Public land, public investment, public benefits


A site plan for the Draper state prison site. (Image: Point of the Mountain Development Commission)

The site of a former prison in Utah presents a major redevelopment opportunity in the southern Salt Lake City region. The Utah Transit Authority (UTA) is determining whether a southern extension of its TRAX light rail system to the site would be feasible as part of a land use and transportation plan for redeveloping the area into a major job center for 150,000 workers.

While no lines are currently being proposed and the study is being done at the behest of the Point of the Mountain Commission, the Salt Lake Tribune has called for impact fees in an editorial to ensure new growth pays for itself. UTA has a significant debt load from previous transit construction projects and has promised recently to focus on bus frequency and service on existing routes over expensive rail extensions. The transportation infrastructure to extend light rail through the site would cost more than $1 billion.

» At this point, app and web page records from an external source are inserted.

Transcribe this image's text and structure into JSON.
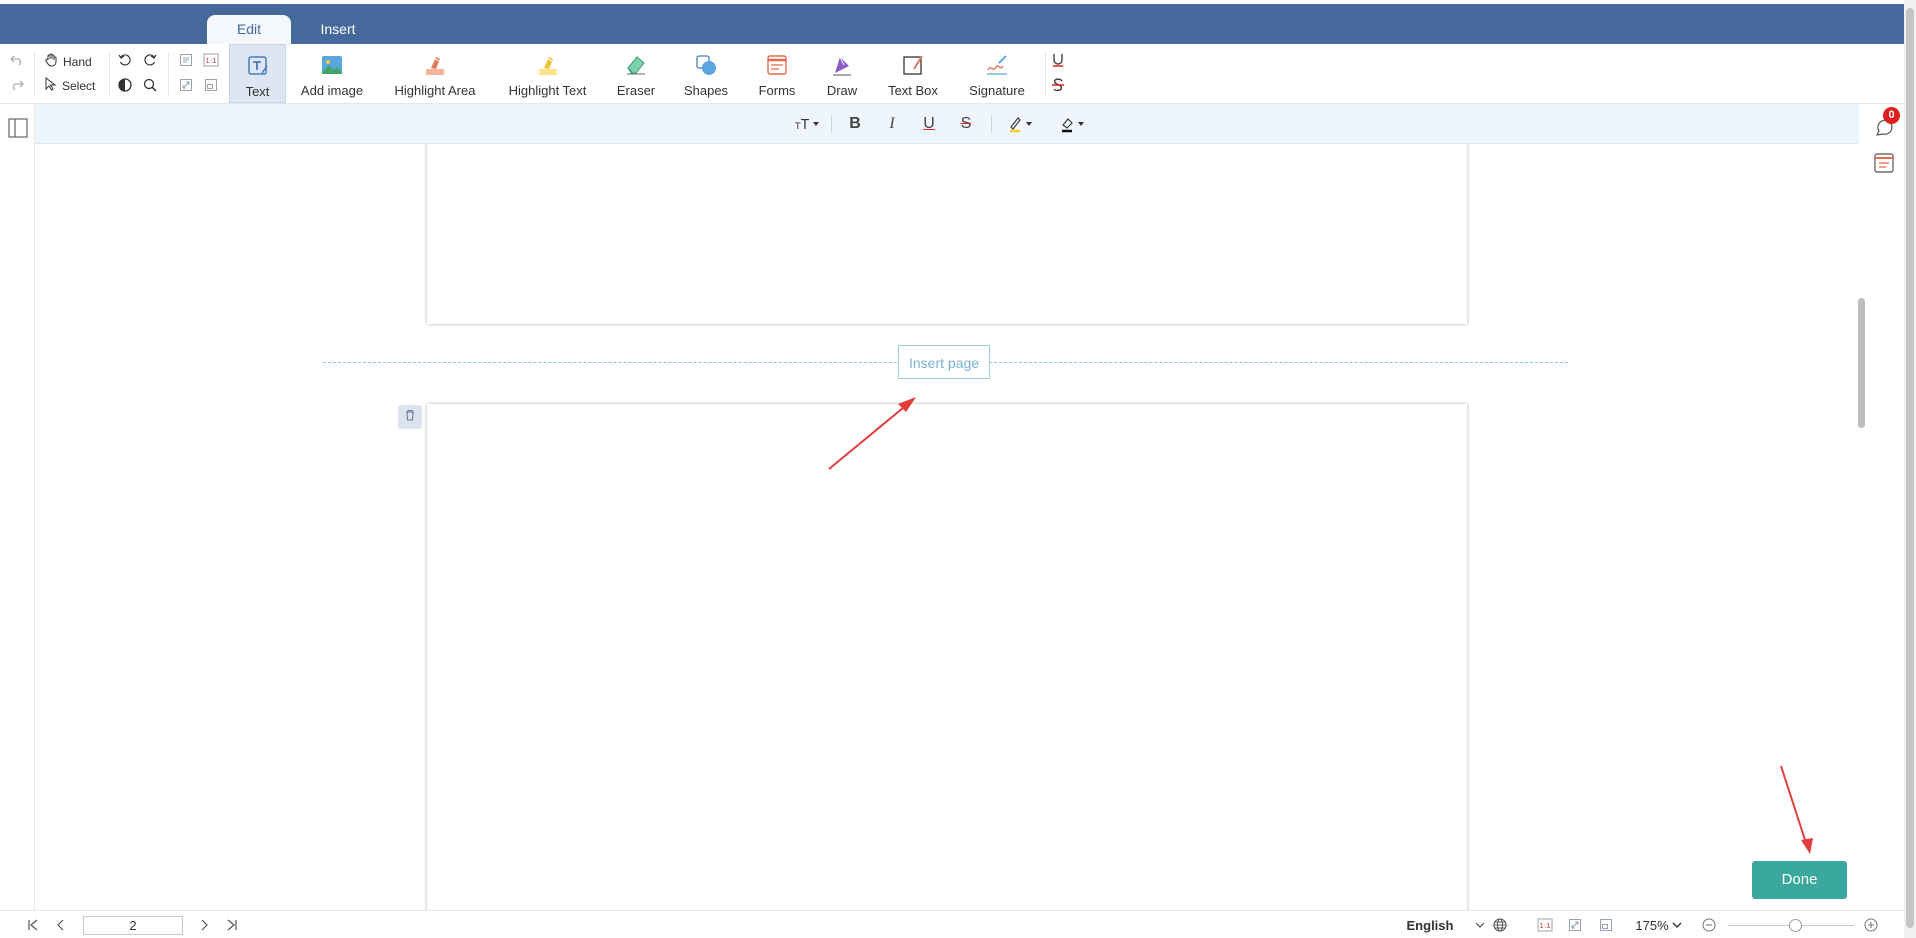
{
  "tabs": [
    {
      "label": "Edit",
      "active": true
    },
    {
      "label": "Insert",
      "active": false
    }
  ],
  "toolbar": {
    "hand_label": "Hand",
    "select_label": "Select",
    "tools": [
      {
        "label": "Text",
        "icon": "text-tool-icon",
        "selected": true
      },
      {
        "label": "Add image",
        "icon": "image-icon"
      },
      {
        "label": "Highlight Area",
        "icon": "highlight-area-icon"
      },
      {
        "label": "Highlight Text",
        "icon": "highlight-text-icon"
      },
      {
        "label": "Eraser",
        "icon": "eraser-icon"
      },
      {
        "label": "Shapes",
        "icon": "shapes-icon"
      },
      {
        "label": "Forms",
        "icon": "forms-icon"
      },
      {
        "label": "Draw",
        "icon": "draw-icon"
      },
      {
        "label": "Text Box",
        "icon": "text-box-icon"
      },
      {
        "label": "Signature",
        "icon": "signature-icon"
      }
    ],
    "small_fit_label": "1:1"
  },
  "format_bar": {
    "font_size_icon": "font-size-icon",
    "bold": "B",
    "italic": "I",
    "underline": "U",
    "strikethrough": "S"
  },
  "document": {
    "insert_page_label": "Insert page"
  },
  "done_label": "Done",
  "comments_badge": "0",
  "bottom": {
    "current_page": "2",
    "language": "English",
    "fit_label": "1:1",
    "zoom": "175%"
  },
  "colors": {
    "header": "#44699a",
    "accent": "#3aa89f",
    "highlight_yellow": "#f2d21b",
    "badge_red": "#e02020"
  }
}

The UTA already spends $119 million a year to retire its existing debt—the largest single line item in the UTA budget—so new revenue would be needed for any extension. Sources could include a new sales tax (not currently authorized by the state legislature) and tax increment financing from the new development. But massive impact fees on all the expected permits and even the sale of the land could be another option, as the editorial notes. The hope is that the state doesn’t get stuck with all the funding responsibilities while giving away all the value created to private entities.

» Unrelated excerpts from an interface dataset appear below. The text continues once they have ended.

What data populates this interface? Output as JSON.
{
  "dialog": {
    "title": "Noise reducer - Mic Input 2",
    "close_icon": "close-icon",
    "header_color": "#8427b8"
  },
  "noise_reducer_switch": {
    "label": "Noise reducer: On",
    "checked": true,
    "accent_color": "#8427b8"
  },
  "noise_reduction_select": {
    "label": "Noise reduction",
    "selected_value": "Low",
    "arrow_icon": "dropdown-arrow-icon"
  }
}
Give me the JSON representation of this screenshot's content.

It’s laudable that transportation and land use are being considered together for a massive redevelopment project in the region. This is one of the many benefits of the Envision Utah process which has been focusing on these issues and connecting them for over 20 years.

To learn more about connecting transit and employment or the economic impacts of TOD check out some of the guides in the TOD resources library including TOD 202: Transit & Employment and Fiscal Impacts of Transit-Oriented Development Projects.

What’s new on the pod?

This month, we talk with Minneapolis Council President Lisa Bender about the impact that the city’s new comprehensive plan will have on TOD. From parking minimums to equity to zoning reform, catch the latest episode of Building Better Communities with Transit on Soundcloud, Stitcher, iTunes, Overcast or wherever you get your podcasts.

Recent TOD news

Here are a few things that have been happening this week with TOD projects across the country.